I am so lucky that my buddy Svein Nordahl has given me permission to publish some of his photos from Iceland on my blog. Which ones are his is stated on the photos. You can find more of his photos on: Svein Nordahl – Home in the Arctic
As already established in this post from Þingvellir, Iceland has extensive volcanic and geothermal activity. Half of this land area consists of a mountainous lava desert and other wasteland. The highest elevation is 2,110 m (6,923 ft.) above sea level.
Only 1 per cent of the land is cultivated, and 20 per cent is used for grazing. The forest that I mentioned in Þingvellir post, has been lost along with most all of the woodland that previously covered between 30 and 40 per cent of the island.
Around 10 per cent of the total land area is covered by glaciers, the four largest being:
- Vatnajökull (7764 km²)
- Langjökull (868 km²)
- Hofsjökull (827 km²)
- Mýrdalsjökull (542 km²)
We visited from way further north, from the real Arctic, and seeing the glaciers were not a priority at all. However, if you travel to Iceland from glacier-less parts of the world – then experiencing said glaciers comes highly recommended.
Iceland’s climate is rather “blah”. Due to the Gulf Stream passing by, the climate is characterized by damp, cool summers – and relatively mild, but windy winters. Just… “blah”! Reykjavik, the capital, averages of 12 °C (53.6 °F) in July and 1 °C (34 °F) in January. The weather is notoriously variable – all year around.

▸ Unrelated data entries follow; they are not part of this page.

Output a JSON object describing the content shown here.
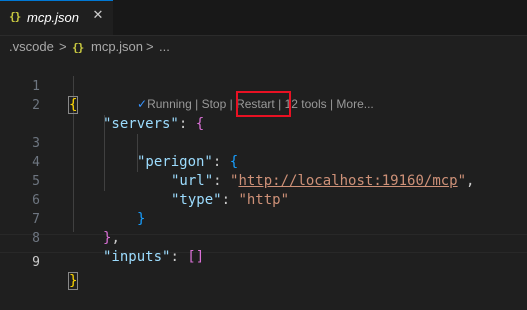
{
  "tab": {
    "icon": "{}",
    "label": "mcp.json",
    "close": "✕"
  },
  "breadcrumb": {
    "folder": ".vscode",
    "sep1": ">",
    "file_icon": "{}",
    "file": "mcp.json",
    "sep2": ">",
    "more": "..."
  },
  "line_numbers": [
    "1",
    "2",
    "3",
    "4",
    "5",
    "6",
    "7",
    "8",
    "9"
  ],
  "code": {
    "l1_open": "{",
    "l2_key": "\"servers\"",
    "l2_colon": ": ",
    "l2_brace": "{",
    "l3_key": "\"perigon\"",
    "l3_colon": ": ",
    "l3_brace": "{",
    "l4_key": "\"url\"",
    "l4_colon": ": ",
    "l4_q1": "\"",
    "l4_val": "http://localhost:19160/mcp",
    "l4_q2": "\"",
    "l4_comma": ",",
    "l5_key": "\"type\"",
    "l5_colon": ": ",
    "l5_val": "\"http\"",
    "l6_brace": "}",
    "l7_brace": "}",
    "l7_comma": ",",
    "l8_key": "\"inputs\"",
    "l8_colon": ": ",
    "l8_val": "[]",
    "l9_close": "}"
  },
  "codelens": {
    "running": "Running",
    "sep": "|",
    "stop": "Stop",
    "restart": "Restart",
    "tools": "12 tools",
    "more": "More..."
  },
  "colors": {
    "background": "#1f1f1f",
    "highlight_box": "#e81123",
    "key": "#9cdcfe",
    "string": "#ce9178"
  }
}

In the wintertime, the aurora borealis is often visible at night, but midnight sun can only be seen on the island Grimsey off the north coast – as it is the only part of Iceland that is north of the Polar Circle. You do get very light summer nights in the rest of the country though, even though the sun does set briefly.
Now, this landscape and rapidly changing weather conditions are not without dangers, and I believe that some of the folklore has its origin from busy parents trying to scare their kids from getting themselves into harm’s way. Other legends are explanatory – they give a reason why, for instance, the Golden Falls are – well – golden. Sometimes legends are pure incentives, as you do this – the elves will reward you, and so forth.
The Icelanders call the elves, fairies and gnomes Huldufólk, which translates to “hidden people”. The belief in the Huldufólk is so strong that building projects are sometimes altered to prevent damaging the rocks where the Huldufólk is believed to live. Also, please refrain from throwing stones in Iceland, to eliminate the possibility of accidentally hitting the Huldufólk in the head. That would piss them off to no end!
According to the folklore, the Huldufólk is everywhere, so tread carefully as they are easily offended, and can retaliate with all kinds of mischief. They also dislike crosses, churches and electricity. (A thoughtfully placed candle on New Year’s Eve to help them find their way when they move, is highly appreciated, though.)
On Midsummer Night, folklore states that if you sit at a crossroads, elves will attempt to seduce you with food and gifts; there are grave consequences for being seduced by their offers, but great rewards for resisting.
Like in Norway, it is customary in Iceland to clean the house before Christmas, and to leave food for the Huldufólk on Christmas Eve.
There is great likeness between Icelandic and Norwegian folklore, which does not surprise me at all; we are from the same origin. I was, however, surprised to learn that many Icelanders actually believe in the existence of Huldufólk. It is very much so a part of their culture and every Icelander has a grandmother who used to dance and play with the Huldufólk as a child.
Come to think of it, isn’t it better to believe in the Huldufólk then an invisible and judgmental god who demands a tithe of everything you own? The Huldufólk just wants to be left in peace, and to be treated to a nice meal once a year!
We are not done with Iceland yet, so check back for my next post – from the sky!